Faculty Advisor

Dwayne Accardo, DNP, APRN, CRNA

Document Type


Publication Date

Summer 7-15-2021


Analytical, Diagnostic and Therapeutic Techniques and Equipment | Anesthesia and Analgesia | Anesthesiology | Chemicals and Drugs | Health and Medical Administration | Investigative Techniques | Medical Education | Medical Specialties | Medicine and Health Sciences | Nursing | Perioperative, Operating Room and Surgical Nursing | Pharmaceutical Preparations | Surgery | Surgical Procedures, Operative | Therapeutics
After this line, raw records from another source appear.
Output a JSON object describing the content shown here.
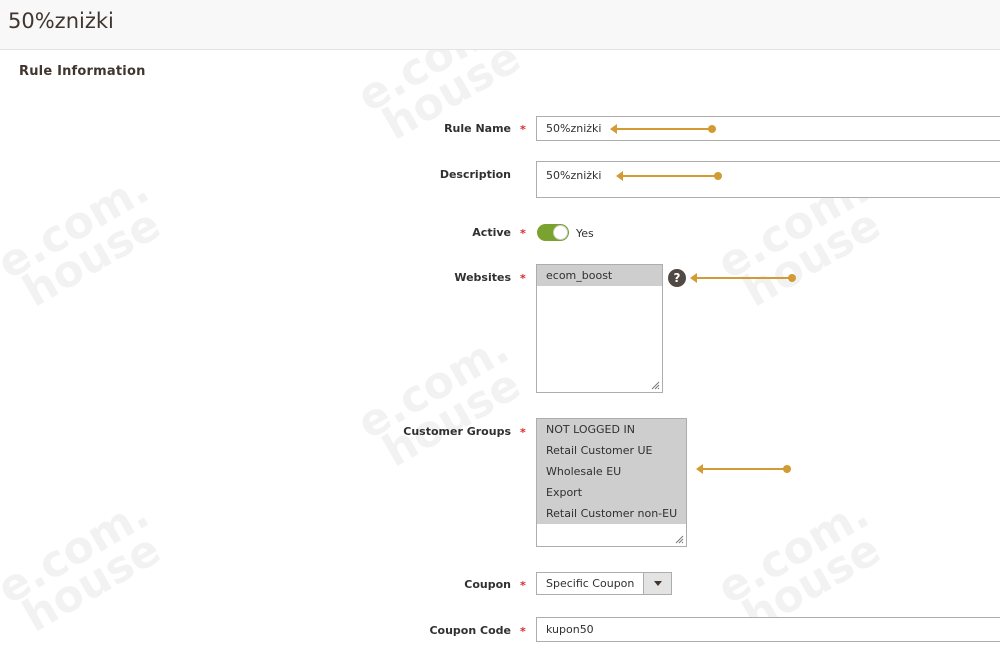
{
  "page": {
    "title": "50%zniżki"
  },
  "section": {
    "title": "Rule Information"
  },
  "form": {
    "rule_name": {
      "label": "Rule Name",
      "value": "50%zniżki"
    },
    "description": {
      "label": "Description",
      "value": "50%zniżki"
    },
    "active": {
      "label": "Active",
      "value_text": "Yes",
      "on": true
    },
    "websites": {
      "label": "Websites",
      "options": [
        "ecom_boost"
      ],
      "help": "?"
    },
    "customer_groups": {
      "label": "Customer Groups",
      "options": [
        "NOT LOGGED IN",
        "Retail Customer UE",
        "Wholesale EU",
        "Export",
        "Retail Customer non-EU"
      ]
    },
    "coupon": {
      "label": "Coupon",
      "value": "Specific Coupon"
    },
    "coupon_code": {
      "label": "Coupon Code",
      "value": "kupon50"
    },
    "required_mark": "*"
  },
  "watermark": {
    "line1": "e.com.",
    "line2": "house"
  },
  "colors": {
    "annotation": "#d49a34",
    "toggle_on": "#79a22e",
    "required": "#e22626"
  }
}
Background Opioid analgesia has become the mainstay for acute pain management in the postoperative setting. However, the use of opioid medications comes with significant risks and side effects. Due to increasing numbers of prescriptions to those with chronic pain, opioid medications have become more expensive while becoming less effective due to the buildup of patient tolerance. The idea of opioid-free analgesic techniques has rarely been breached in many hospitals. Emerging research has shown that opioid-sparing approaches have resulted in lower reported pain scores across the board, as well as significant cost reductions to hospitals and insurance agencies. In addition to providing adequate pain relief, the predicted cost burden of an opioid-free or opioid-sparing approach is significantly less than traditional methods.
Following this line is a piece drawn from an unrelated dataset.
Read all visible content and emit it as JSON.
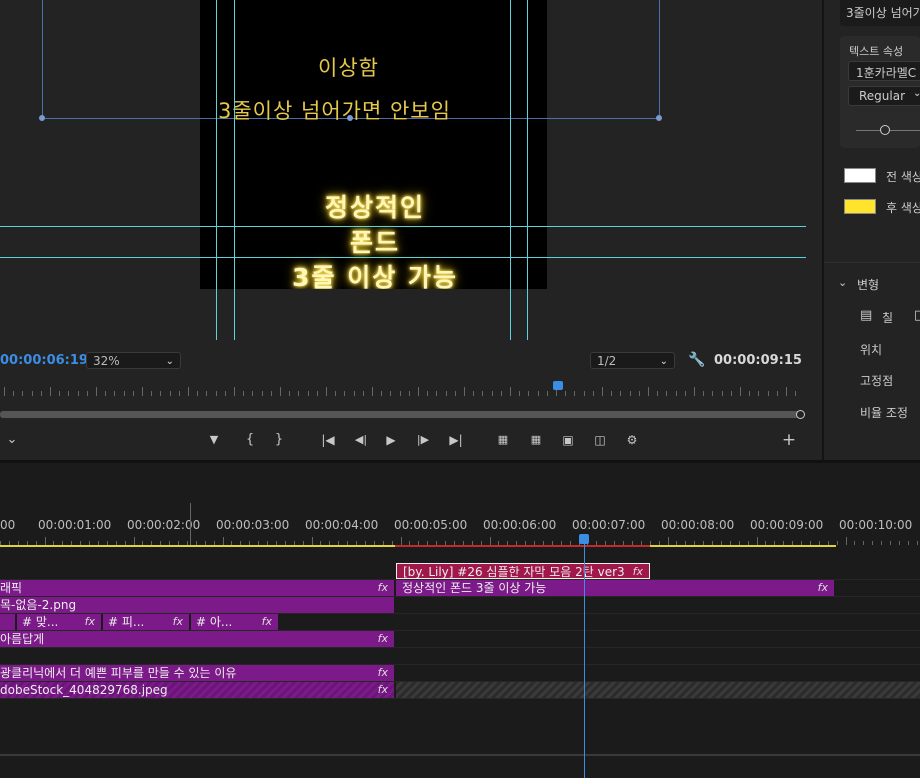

Methods The following groups were considered in our inclusion criteria: those who speak the English language, all races and ethnicities, male or female, home medications, those who are at least 18 years of age and able to provide written informed consent, those undergoing inpatient or same-day surgical procedures. In addition, our scoping review includes the following exclusion criteria: those who are non-English speaking, those who are less than 18 years of age, those who are not undergoing surgical procedures while admitted, those who are unable to provide numeric pain score due to clinical status, those who are unable to provide written informed consent, and those who decline participation in the study. Data was extracted by one reviewer and verified by the remaining two group members. Extraction was divided as equally as possible among the 11 listed references. Discrepancies in data extraction were discussed between the article reviewer, project editor, and group leader.

Results We identified nine primary sources addressing the use of ketamine as an alternative to opioid analgesia and post-operative pain control. Our findings indicate a positive correlation between perioperative ketamine administration and postoperative pain control. While this information provides insight on opioid-free analgesia, it also revealed the limited amount of research conducted in this area of practice. The strategies for several of the clinical trials limited ketamine administration to a small niche of patients. The included studies provided evidence for lower pain scores, reductions in opioid consumption, and better patient outcomes.

Implications for Nursing Practice Based on the results of the studies’ randomized controlled trials and meta-analyses, the effects of ketamine are shown as an adequate analgesic alternative to opioids postoperatively. The cited resources showed that ketamine can be used as a sole agent, or combined effectively with reduced doses of opioids for multimodal therapy. There were noted limitations in some of the research articles. Not all of the cited studies were able to include definitive evidence of proper blinding techniques or randomization methods. Small sample sizes and the inclusion of specific patient populations identified within several of the studies can skew data in one direction or another; therefore, significant clinical results cannot be generalized to patient populations across the board.